It was 1935 when Ewha Hak-dang moved its campus from Jeong-dong to Sinchon and became Ewha Womans University. At that time, Ewhayeodae-gil – the street leading from the Ewha Womans University subway station to the school’s main gate – was a quiet, rural area surrounded by farmlands and houses. From then to the present, the street has gone through numerous changes until it has become one of the most popular tourist sites in Seoul today.
During the 1970s, Ewhayeodae-gil went through a quickening period on its way toward becoming today’s modern area. Stores such as boutiques, coffee houses, and some inexpensive bars filled the streets.
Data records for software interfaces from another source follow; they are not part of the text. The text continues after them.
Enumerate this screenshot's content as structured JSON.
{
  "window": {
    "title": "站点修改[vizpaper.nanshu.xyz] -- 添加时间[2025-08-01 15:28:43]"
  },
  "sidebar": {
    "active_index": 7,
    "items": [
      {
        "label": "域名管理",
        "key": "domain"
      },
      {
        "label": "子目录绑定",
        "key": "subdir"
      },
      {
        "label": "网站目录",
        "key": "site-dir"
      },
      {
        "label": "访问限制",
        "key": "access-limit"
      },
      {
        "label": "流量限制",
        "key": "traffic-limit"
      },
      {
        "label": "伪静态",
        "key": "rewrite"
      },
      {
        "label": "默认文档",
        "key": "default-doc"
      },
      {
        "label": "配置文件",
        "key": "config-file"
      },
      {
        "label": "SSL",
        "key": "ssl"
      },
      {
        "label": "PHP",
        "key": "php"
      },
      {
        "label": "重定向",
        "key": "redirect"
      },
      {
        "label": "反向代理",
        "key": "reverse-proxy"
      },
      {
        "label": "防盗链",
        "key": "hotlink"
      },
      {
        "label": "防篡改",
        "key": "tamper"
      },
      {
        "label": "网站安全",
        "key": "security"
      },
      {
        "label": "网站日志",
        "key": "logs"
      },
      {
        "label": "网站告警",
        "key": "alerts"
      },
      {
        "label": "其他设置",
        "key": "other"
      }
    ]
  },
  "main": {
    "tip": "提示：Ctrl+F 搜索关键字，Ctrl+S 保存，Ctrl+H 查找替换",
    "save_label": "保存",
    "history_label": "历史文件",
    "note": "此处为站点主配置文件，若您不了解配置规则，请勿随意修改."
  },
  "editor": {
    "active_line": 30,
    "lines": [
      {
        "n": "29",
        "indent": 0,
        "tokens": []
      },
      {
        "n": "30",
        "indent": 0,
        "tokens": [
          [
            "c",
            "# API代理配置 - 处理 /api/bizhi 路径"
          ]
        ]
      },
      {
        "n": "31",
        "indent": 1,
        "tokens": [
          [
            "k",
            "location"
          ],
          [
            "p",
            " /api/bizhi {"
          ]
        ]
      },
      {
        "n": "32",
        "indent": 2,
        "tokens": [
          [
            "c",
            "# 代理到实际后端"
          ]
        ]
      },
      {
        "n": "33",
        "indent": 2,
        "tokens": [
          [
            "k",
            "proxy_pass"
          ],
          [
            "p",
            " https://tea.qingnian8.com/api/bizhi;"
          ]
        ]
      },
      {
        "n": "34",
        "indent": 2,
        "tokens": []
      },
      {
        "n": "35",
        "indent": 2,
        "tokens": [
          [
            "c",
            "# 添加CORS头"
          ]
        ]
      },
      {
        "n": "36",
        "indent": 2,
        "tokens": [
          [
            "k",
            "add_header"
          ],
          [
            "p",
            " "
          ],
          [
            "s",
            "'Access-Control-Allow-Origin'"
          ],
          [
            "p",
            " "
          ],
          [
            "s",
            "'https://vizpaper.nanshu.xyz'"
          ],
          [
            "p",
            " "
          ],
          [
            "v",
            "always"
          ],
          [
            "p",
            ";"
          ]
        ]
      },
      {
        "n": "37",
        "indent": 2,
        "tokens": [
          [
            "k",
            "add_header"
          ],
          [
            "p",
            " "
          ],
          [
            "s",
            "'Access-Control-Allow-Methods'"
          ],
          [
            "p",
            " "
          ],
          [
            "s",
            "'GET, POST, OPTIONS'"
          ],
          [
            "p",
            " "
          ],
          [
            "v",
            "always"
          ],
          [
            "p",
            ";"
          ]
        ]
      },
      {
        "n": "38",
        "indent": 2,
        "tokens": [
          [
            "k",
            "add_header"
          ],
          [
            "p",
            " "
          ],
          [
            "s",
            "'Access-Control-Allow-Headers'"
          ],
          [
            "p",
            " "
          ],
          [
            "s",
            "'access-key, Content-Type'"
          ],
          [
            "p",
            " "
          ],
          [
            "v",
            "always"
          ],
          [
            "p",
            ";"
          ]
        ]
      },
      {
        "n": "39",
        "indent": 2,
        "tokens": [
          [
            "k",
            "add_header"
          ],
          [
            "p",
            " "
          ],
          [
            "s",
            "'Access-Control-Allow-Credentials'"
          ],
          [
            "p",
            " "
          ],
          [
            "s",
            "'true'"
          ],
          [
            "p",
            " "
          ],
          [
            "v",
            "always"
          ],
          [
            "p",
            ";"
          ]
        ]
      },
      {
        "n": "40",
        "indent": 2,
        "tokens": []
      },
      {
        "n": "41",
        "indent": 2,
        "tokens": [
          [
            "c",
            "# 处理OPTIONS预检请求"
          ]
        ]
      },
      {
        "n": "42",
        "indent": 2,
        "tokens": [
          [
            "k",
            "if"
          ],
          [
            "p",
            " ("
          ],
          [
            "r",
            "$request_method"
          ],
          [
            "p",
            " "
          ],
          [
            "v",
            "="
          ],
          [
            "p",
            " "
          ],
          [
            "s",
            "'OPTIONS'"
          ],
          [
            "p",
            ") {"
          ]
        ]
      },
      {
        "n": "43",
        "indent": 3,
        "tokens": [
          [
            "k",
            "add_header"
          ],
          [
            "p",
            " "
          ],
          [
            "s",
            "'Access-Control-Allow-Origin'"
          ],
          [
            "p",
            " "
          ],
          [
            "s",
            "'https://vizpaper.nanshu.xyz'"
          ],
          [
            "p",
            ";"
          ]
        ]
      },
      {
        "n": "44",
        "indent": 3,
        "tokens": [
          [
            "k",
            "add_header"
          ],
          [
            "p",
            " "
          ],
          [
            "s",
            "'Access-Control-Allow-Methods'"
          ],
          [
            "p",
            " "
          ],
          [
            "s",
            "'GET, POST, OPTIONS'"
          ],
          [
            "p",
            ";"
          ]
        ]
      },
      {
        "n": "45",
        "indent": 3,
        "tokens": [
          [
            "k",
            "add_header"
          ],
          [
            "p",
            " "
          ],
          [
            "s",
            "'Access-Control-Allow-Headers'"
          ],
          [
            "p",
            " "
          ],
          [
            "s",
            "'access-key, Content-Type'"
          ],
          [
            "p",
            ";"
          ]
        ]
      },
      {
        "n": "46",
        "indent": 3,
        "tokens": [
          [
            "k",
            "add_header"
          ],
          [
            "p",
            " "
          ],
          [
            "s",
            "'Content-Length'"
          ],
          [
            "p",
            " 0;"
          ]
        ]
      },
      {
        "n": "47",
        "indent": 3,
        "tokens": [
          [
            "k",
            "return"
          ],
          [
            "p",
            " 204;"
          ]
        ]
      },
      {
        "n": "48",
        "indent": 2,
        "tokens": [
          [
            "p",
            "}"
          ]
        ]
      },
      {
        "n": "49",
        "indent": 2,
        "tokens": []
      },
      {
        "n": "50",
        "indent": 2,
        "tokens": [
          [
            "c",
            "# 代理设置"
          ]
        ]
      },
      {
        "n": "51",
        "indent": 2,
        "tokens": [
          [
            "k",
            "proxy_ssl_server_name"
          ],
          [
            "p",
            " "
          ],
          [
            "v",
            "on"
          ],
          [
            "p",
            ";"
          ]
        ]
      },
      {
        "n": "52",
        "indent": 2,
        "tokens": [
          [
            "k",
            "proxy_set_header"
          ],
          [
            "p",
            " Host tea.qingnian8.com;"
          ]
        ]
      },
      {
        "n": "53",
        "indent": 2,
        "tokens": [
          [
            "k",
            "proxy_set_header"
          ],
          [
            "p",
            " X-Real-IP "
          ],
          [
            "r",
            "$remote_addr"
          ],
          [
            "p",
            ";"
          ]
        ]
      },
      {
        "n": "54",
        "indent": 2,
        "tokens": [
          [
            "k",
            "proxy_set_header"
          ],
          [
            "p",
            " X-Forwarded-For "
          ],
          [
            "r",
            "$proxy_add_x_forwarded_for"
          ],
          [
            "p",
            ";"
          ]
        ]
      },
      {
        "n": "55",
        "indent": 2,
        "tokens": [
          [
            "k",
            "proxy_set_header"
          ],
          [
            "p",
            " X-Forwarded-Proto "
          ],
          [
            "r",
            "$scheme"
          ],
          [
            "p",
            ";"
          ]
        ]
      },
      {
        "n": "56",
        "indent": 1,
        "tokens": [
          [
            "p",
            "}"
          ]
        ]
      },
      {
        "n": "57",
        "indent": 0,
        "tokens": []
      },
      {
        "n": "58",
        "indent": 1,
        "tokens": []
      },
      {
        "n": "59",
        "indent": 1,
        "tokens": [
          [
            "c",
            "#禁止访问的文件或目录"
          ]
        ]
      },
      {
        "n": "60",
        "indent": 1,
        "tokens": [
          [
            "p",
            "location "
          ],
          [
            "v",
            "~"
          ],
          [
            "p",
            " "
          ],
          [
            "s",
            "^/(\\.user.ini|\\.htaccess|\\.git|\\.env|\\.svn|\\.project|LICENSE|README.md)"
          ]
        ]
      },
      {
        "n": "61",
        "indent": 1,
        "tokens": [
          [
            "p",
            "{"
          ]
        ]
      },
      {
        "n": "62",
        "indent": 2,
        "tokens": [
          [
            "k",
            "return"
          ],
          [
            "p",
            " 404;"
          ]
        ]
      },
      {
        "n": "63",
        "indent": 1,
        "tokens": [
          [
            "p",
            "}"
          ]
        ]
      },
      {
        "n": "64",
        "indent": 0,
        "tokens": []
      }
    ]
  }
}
People’s lives were much humble.
“There were shabby houses alongside the railroad to school, and girls about our age who worked in the clothing factory were also easily seen,” recalled professor Kim Hei-sook (Philosophy), who graduated from Ewha in 1976. “The contrast between those people and the school’s atmosphere made me contemplate poverty and social irregularities during school years.”
There were a lot of coffee houses in which students could spend time in front of the school. Additionally, there were one or two street vendors who sold small snacks such as rice puffs. Those snacks were very popular among Ewha students.
“I remember using large rice puffs as fans with my friends during the summertime,” said professor Yang Ok-kyung (Social Welfare), who entered Ewha in 1978. “Spending time in a coffee shop was also my favorite leisure activity. I chatted with my friends, and had a cup of coffee and snacks as my lunch there.”
Gami Bunsik, a restaurant that students still enjoy today, has been on the street since the 1970s. Ewha students back in the days also often found comfort in this restaurant and the professors who graduated from Ewha say it is one of the few remaining sites from the old Ewhayeodae-gil.
During the 1980s, Ewha became a mecca of fashion and style. The street experienced its golden days and was filled with boutiques and coffee houses, even more than those in the 1970s.
“Unlike the franchise cafés such as Starbucks today, Ewha students in my days enjoyed going to coffee houses,” said professor Yu Sae-kyung (Media Studies), who attended Ewha during the 1980s. “They were quite dark inside and the seats were divided by partitions. I talked with my friends while listening to music that DJs put on.”
Coffee houses such as Paris Da-bang were well-known places for students from Ewha and male students from elsewhere to meet each other. "During my days, I enjoyed spending time with my boyfriend and making friends in coffee houses after club activities,” professor Lee Yun-sil (Pharmacy) said. “I even had the chance to be one of the DJs, the so-called ‘Pandori’ (A compound word of pan that refers to a long-playing record, and dori, a friendly way to call a boy or a boy character) in these coffee houses since it was a popular job to earn some pocket money at that time.”
Ewhayeodae-gil was not only a hot place for Ewha students, but also for people from other universities.
“It is true that Ewha students enjoyed shopping in front of the school,” professor Lee Hwa-jeong (Pharmacy) said “In the evening, female students from other universities and office workers usually came for shopping. One of my friends tried to date a girl he met in front of Ewha, but it turned out that she was not Ewha student.”
Ewhayeodae-gil’s popularity for its uniqueness still exists throughout the years. In the 1990s, male students from various universities could often be found.
“There were so many male students at that time,” recalled Yang Sun-ja, the owner of a flower shop which has been standing besides Ewha since 1985. “After Yon-ko-jon (a joint festival between Yonsei and Korea University), the losers would cry in front of Ewha, pounding the ground with their fists, while the winners called for Ewha students”
The culture of fashion was further boosted during the 1990s.
“As far as I can remember, the clothing stores located in front of the school were even more crowded than it is now,” professor Chai Sang-mi (Business) said. “Today’s Ewhayeodae-gil seems much more arranged.”
Nowadays, Ewhayeodae-gil is not only a popular place for Koreans but also for foreign tourists. According to the JoongAng Ilbo, about 1,200 to 5,000 tourists visit the street daily for sightseeing and shopping. Even though the place is renowned as a famous tourist site in Seoul, some professors express concerns about the loss of its uniqueness.
“The school and the students should pay more attention to develop the street in some unique ways, not just consuming the culture surrounding them,” professor Kim said.
* Reporters: Lee Min-jeong & Chung Che-yoon